N ext time you’re strolling through New Haven’s Ninth Square district, look down.
You’ve probably walked by, or on, them before: 21 granite stars embedded in the sidewalks of Orange and Crown Streets. There’s one memorializing Elnora Bess, a dressmaker who opened Elnora’s Fashion House (both a shop and a school) in 1941, and Lee Chong, who opened his Chinese restaurant, Far East, in 1920. One star is for surveyor John Brockett, who, in the late 1630s, guided our then-very-young city into the nine-square grid that still shapes downtown, and who subsequently lived in the Ninth.
The series, titled “Path of Stars,” was completed by artist and graphic designer Sheila Levrant de Bretteville (pictured above next to one of her stars) in 1994, when the Ninth Square wasn’t yet the cultural locus it is today. Back then it was undergoing a major renovation, hot on the heels of an influx of money for new residential development. De Bretteville won a $25,000 public art commission from a committee comprised of developers, artists and city representatives to forge the Path.
The project, as de Bretteville wrote in her original proposal, would celebrate the “residents and landlords, merchants and laborers, managers and employees” who made up the neighborhood’s “vital mix.” No doubt influenced by famous celebrity stars on Hollywood’s Walk of Fame, the artist, who lived in Los Angeles for 20 years before moving to New Haven, chose to celebrate some of New Haven’s most dedicated and under-recognized heroes with her granite tributes, each featuring a name and a bit of the story behind it.
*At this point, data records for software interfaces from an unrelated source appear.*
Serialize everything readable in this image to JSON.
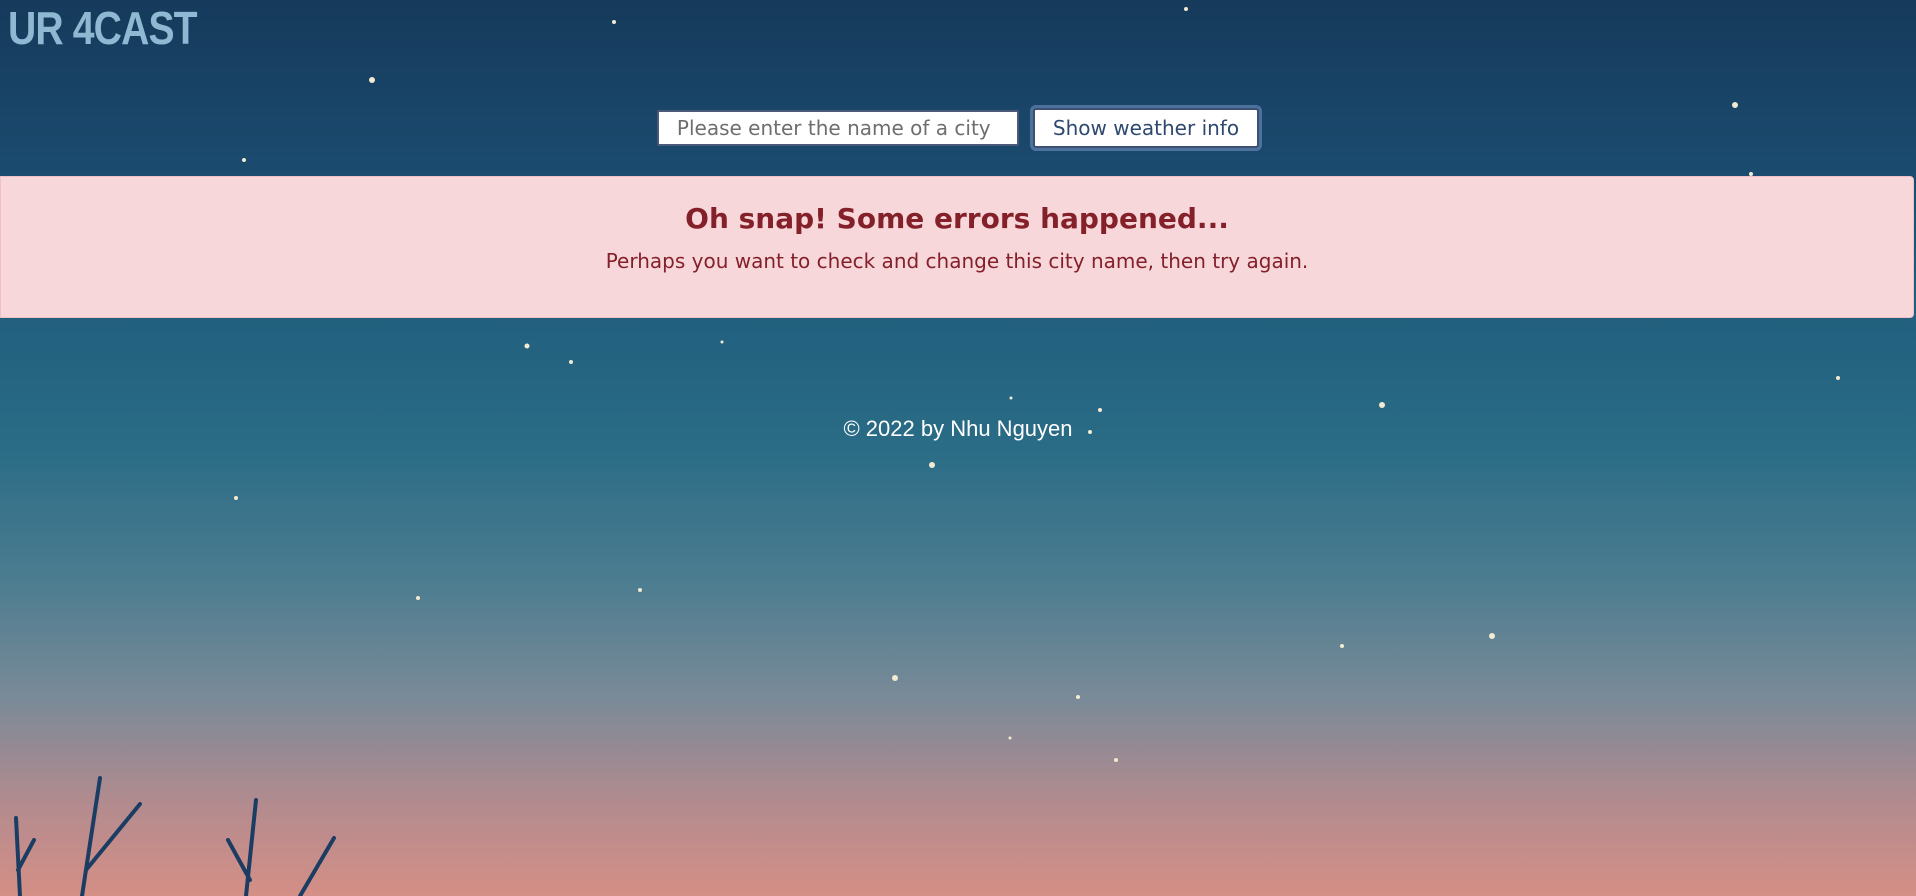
{
  "app": {
    "logo_text": "UR 4CAST"
  },
  "search": {
    "placeholder": "Please enter the name of a city",
    "value": "",
    "button_label": "Show weather info"
  },
  "error_alert": {
    "title": "Oh snap! Some errors happened...",
    "message": "Perhaps you want to check and change this city name, then try again."
  },
  "footer": {
    "text": "© 2022 by Nhu Nguyen"
  },
  "colors": {
    "sky_top": "#163a5b",
    "sky_bottom": "#d58f86",
    "logo": "#8fb8d2",
    "alert_background": "#f8d7da",
    "alert_text": "#842029",
    "button_text": "#2e4870"
  }
}
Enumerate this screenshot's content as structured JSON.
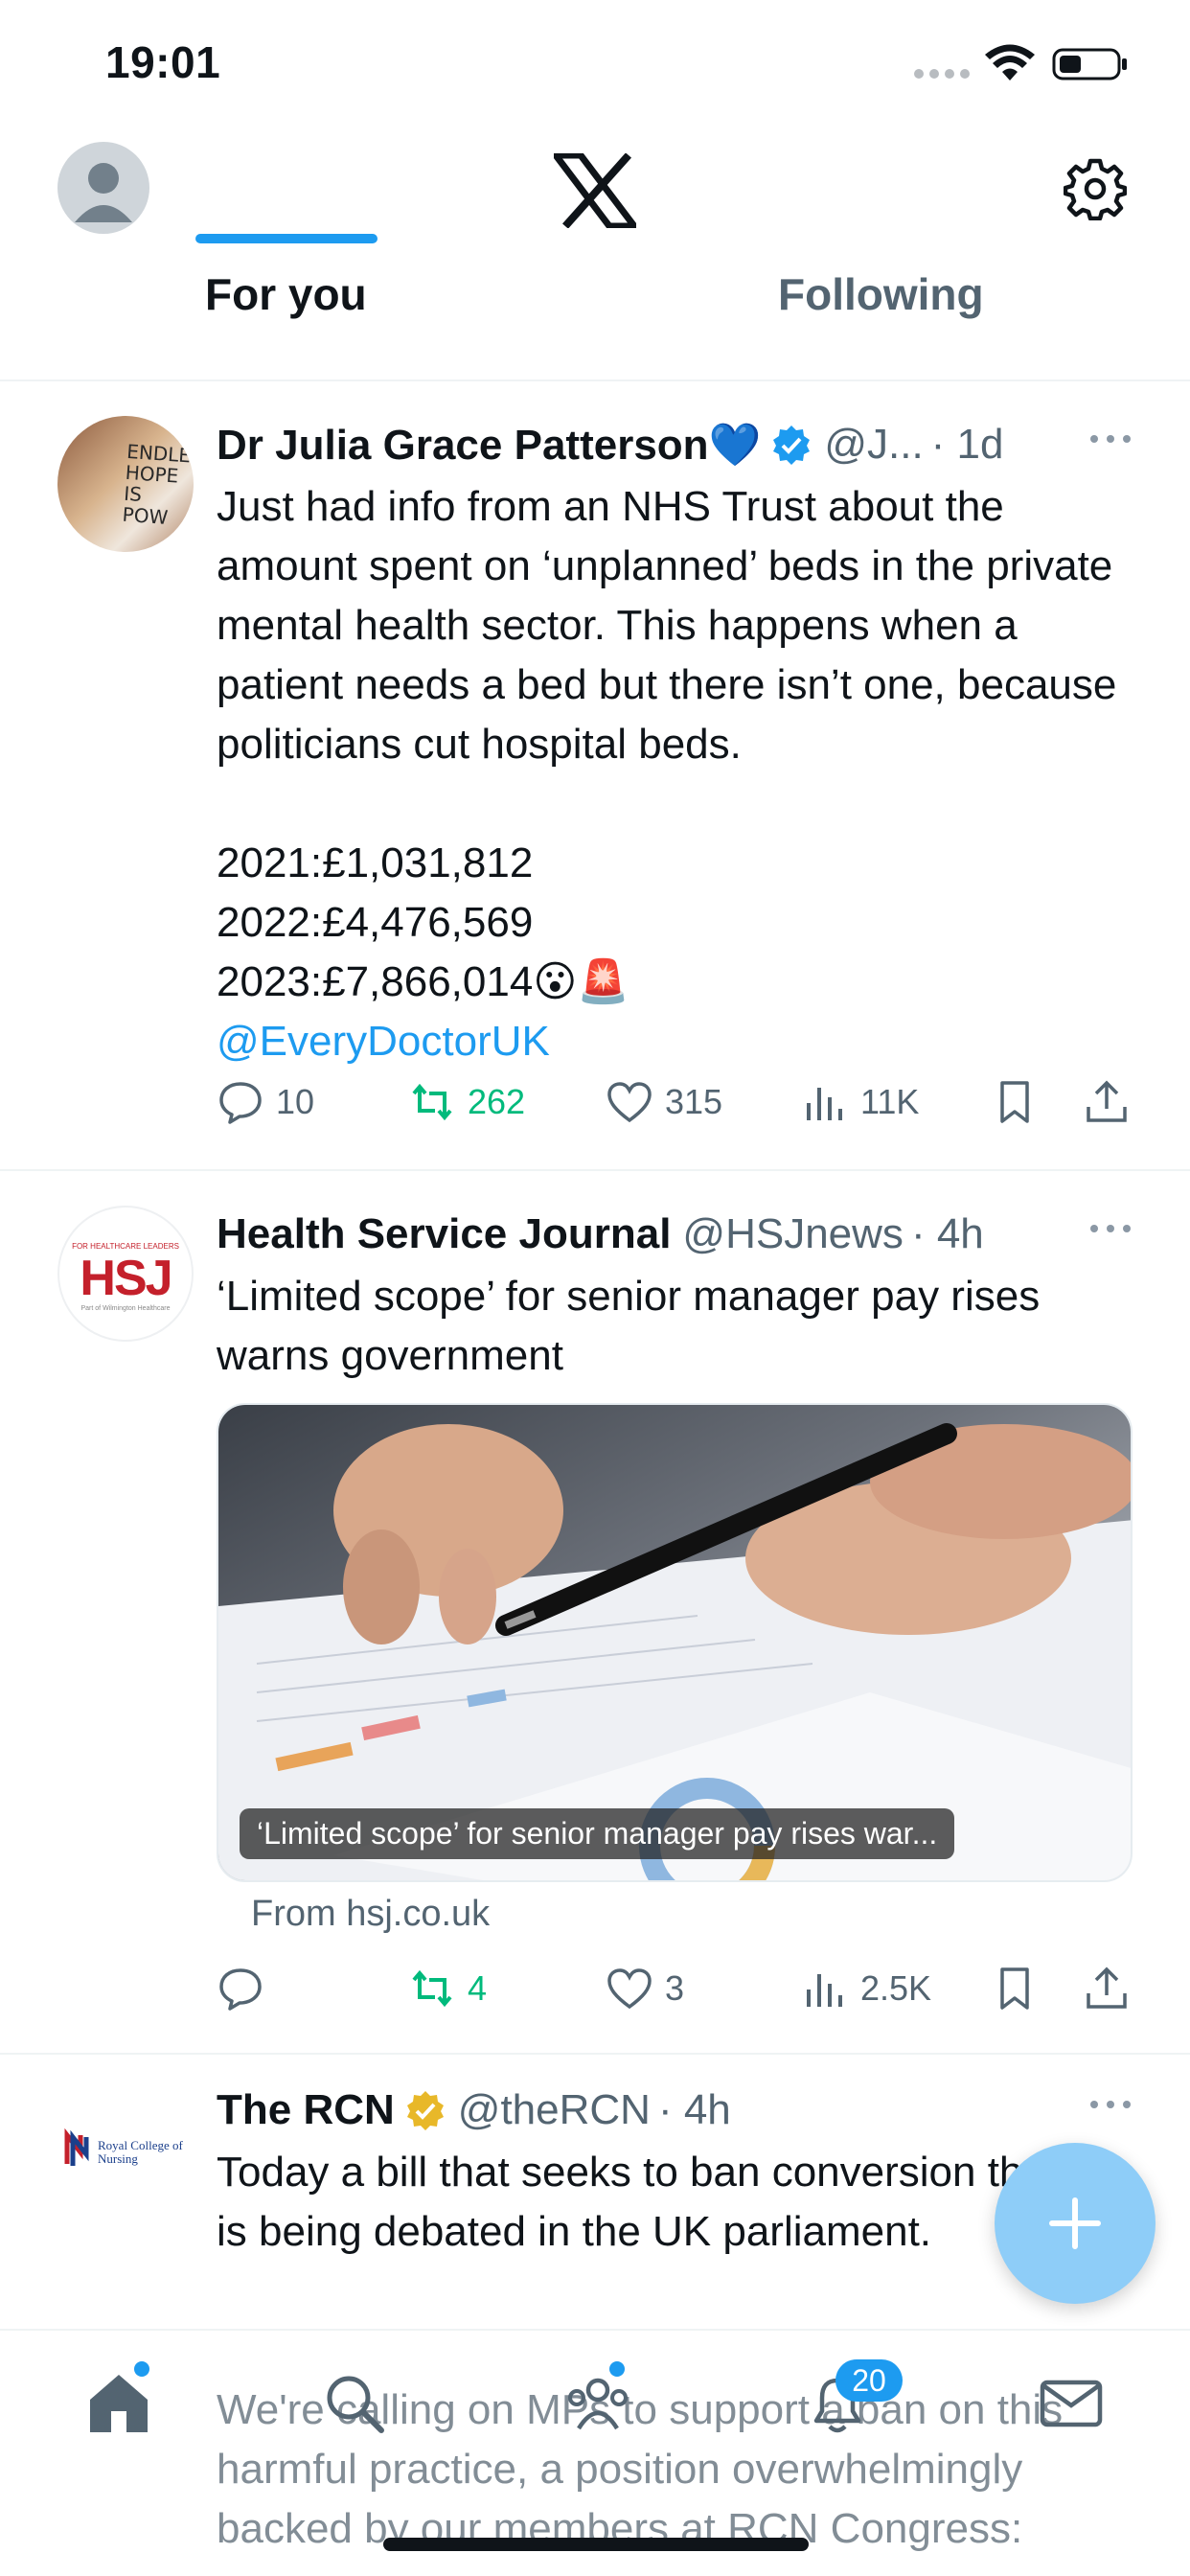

“I went deep into New Haven,” she says of the research surrounding the project. The figures she highlighted were meant to represent the city’s varied cultural palette. Historical, too: only three honorees were alive when the project was installed.
At the time, De Bretteville herself was a new New Havener, though she went on to secure her own place in the city’s history, becoming Yale Art School’s first tenured female professor and the Director of Graduate Studies in Graphic Design.
The research for the project helped her feel anchored in her new home. And with only 21 figures to honor out of New Haven’s whole history, selection standards ran high. For one thing, she only considered those who had worked in New Haven for at least ten years (although many had done so for 40 or 50 by life’s end).
Moreover, “I chose people who did more than their jobs,” she says. De Bretteville—who is still at Yale and works out of the home and studio she and her husband, architect Peter de Bretteville, designed in an old water tower in Hamden—chose to celebrate individuals who made bold moves for their time, background or gender.
There’s a star for Helen Perez Hallock, who, after her husband died in the midst of the Great Depression, took over his electrical appliance shop, Hallock Co., despite having three young children to care for. When the company went into foreclosure in 1932, she somehow scrounged up enough credit to reopen the store—and enough gumption to rename it Helen P. Hallock’s at a time when women were generally expected to be content with being wives and mothers only.
Another star represents Joseph A. McAlpine, who was not only the first African-American to work at the New Haven Gas Co., in 1955, but also became the company’s community representative, setting up a community relations board and starting a college scholarship program.
De Bretteville, a world-renowned artist, is known in part for singing about the relatively unsung. One of her most lauded projects is “Biddy Mason: Time & Place,” an 82-foot concrete timeline featuring embedded and embossed design features. It highlights the trials and accomplishments of Ms. Mason, an African-American slave who won her freedom in court and became a much-valued contributor to her community as a nurse and midwife.
“Path of Stars” is also about time and place, and people. With warmer weather finally upon us, it’s a good moment to do a little stargazing.
“Path of Stars” by Sheila Levrant de Bretteville
On the sidewalks of Orange and Crown Streets in New Haven’s Ninth Square.
Written and photographed by Cara McDonough.